» **Work request**: Give the total of lines holding the word "content" in the records below, and nothing else.

» **Data to process**:
****************************************

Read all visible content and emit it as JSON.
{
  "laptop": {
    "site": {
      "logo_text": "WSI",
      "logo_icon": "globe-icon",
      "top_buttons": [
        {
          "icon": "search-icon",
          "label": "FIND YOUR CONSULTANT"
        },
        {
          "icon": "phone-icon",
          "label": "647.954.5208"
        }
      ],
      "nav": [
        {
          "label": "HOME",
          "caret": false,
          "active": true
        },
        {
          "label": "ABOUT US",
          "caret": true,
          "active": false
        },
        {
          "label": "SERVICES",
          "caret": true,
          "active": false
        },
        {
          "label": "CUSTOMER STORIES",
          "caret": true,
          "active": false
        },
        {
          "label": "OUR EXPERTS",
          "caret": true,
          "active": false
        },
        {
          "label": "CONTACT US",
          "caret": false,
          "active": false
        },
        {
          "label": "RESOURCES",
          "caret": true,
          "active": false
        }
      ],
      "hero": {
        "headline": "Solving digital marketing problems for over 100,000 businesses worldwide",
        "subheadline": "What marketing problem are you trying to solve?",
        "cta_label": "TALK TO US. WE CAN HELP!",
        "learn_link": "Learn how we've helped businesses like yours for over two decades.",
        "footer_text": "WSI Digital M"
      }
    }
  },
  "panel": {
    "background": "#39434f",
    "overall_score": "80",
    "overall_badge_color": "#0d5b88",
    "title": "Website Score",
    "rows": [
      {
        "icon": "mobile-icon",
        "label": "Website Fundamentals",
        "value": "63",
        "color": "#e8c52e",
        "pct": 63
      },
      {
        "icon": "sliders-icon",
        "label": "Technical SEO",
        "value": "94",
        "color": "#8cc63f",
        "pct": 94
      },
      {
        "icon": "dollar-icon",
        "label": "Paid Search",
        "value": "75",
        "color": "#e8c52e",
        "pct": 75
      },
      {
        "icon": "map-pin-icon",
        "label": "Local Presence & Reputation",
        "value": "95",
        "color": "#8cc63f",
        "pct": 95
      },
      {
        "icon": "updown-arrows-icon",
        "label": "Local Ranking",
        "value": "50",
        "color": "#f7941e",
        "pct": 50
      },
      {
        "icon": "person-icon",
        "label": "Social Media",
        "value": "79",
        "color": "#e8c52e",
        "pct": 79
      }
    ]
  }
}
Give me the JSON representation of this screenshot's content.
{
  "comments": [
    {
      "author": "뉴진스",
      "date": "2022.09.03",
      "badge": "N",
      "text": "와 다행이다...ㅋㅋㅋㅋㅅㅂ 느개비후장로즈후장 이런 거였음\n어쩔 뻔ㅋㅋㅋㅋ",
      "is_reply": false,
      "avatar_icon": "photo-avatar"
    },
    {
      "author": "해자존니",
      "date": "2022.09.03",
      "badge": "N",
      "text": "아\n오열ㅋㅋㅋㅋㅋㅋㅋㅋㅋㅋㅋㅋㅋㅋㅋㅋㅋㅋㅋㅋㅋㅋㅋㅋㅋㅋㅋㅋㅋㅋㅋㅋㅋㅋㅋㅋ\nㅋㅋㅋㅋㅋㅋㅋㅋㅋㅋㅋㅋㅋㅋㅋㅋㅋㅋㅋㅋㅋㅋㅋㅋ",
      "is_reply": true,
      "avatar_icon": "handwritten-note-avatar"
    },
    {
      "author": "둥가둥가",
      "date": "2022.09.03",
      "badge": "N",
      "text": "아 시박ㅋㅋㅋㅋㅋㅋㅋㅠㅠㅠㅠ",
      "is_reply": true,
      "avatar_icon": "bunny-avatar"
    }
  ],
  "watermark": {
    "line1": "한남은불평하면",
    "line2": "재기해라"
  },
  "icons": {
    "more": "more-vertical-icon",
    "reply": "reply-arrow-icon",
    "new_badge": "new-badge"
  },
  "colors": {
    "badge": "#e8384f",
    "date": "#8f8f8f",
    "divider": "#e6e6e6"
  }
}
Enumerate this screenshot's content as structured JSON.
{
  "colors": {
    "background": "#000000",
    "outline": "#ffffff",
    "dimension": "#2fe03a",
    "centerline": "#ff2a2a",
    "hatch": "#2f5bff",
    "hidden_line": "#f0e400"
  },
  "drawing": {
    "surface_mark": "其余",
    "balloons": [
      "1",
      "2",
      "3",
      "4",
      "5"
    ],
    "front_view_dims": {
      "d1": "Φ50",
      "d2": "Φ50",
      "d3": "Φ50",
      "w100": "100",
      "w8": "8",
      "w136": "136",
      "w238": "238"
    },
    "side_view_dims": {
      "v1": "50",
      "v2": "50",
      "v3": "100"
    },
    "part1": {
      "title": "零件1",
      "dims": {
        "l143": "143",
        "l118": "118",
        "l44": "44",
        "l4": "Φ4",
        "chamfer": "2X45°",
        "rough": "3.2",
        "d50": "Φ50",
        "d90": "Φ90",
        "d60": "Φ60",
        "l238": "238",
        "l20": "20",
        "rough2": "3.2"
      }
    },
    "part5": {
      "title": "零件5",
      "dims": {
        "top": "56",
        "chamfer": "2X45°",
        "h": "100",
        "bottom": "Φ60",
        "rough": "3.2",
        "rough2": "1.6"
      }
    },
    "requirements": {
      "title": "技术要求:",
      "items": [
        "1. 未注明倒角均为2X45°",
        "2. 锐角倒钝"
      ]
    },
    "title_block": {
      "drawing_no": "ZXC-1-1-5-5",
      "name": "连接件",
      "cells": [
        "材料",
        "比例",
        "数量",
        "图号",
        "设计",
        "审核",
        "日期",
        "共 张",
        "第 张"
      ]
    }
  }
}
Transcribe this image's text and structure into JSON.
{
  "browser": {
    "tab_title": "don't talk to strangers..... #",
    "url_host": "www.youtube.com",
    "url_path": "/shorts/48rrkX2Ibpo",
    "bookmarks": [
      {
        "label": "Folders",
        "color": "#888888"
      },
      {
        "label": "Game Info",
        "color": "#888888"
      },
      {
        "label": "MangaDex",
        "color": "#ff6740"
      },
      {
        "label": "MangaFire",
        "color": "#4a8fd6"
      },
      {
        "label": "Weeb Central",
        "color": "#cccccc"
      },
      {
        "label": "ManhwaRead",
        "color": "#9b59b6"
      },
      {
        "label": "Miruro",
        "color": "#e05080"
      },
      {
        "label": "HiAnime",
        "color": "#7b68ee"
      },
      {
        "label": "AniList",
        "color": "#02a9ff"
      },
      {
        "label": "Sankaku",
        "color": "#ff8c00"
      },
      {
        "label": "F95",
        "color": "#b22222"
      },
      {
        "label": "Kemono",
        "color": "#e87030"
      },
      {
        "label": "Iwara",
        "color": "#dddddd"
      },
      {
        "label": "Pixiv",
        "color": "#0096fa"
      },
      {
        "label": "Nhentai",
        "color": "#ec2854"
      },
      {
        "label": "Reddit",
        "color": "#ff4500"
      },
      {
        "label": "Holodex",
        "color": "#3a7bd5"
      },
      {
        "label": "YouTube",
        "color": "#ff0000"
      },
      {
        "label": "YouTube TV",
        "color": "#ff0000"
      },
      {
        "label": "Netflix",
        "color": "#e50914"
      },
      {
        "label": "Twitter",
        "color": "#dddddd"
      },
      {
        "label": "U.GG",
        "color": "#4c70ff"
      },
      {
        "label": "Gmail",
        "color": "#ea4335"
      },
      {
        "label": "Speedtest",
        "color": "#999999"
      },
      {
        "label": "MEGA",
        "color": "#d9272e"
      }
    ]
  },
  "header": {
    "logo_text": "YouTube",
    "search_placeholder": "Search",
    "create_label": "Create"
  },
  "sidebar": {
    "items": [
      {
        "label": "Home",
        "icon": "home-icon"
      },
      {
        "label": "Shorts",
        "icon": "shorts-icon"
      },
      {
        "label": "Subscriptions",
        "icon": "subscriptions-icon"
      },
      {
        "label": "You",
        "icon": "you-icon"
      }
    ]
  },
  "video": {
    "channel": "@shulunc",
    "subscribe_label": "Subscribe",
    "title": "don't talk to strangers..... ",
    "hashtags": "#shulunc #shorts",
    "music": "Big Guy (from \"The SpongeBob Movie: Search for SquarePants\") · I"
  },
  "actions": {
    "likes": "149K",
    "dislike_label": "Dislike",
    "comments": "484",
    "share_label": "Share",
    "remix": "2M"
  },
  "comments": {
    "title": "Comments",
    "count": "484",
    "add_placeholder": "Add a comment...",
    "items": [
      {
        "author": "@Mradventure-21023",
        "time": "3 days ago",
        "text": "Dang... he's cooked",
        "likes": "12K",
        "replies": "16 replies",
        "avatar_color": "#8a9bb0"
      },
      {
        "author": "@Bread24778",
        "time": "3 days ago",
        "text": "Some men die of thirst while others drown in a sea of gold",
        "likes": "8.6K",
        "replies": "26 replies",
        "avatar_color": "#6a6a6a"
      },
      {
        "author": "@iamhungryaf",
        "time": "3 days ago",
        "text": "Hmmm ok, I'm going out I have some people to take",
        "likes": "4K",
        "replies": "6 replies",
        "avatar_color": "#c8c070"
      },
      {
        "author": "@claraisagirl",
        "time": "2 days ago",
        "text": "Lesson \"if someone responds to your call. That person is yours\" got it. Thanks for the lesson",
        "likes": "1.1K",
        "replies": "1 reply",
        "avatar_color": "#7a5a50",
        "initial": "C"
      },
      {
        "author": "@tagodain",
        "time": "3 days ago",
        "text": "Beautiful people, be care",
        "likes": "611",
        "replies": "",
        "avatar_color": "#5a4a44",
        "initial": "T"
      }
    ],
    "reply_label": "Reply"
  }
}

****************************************

» **Finished task**: 3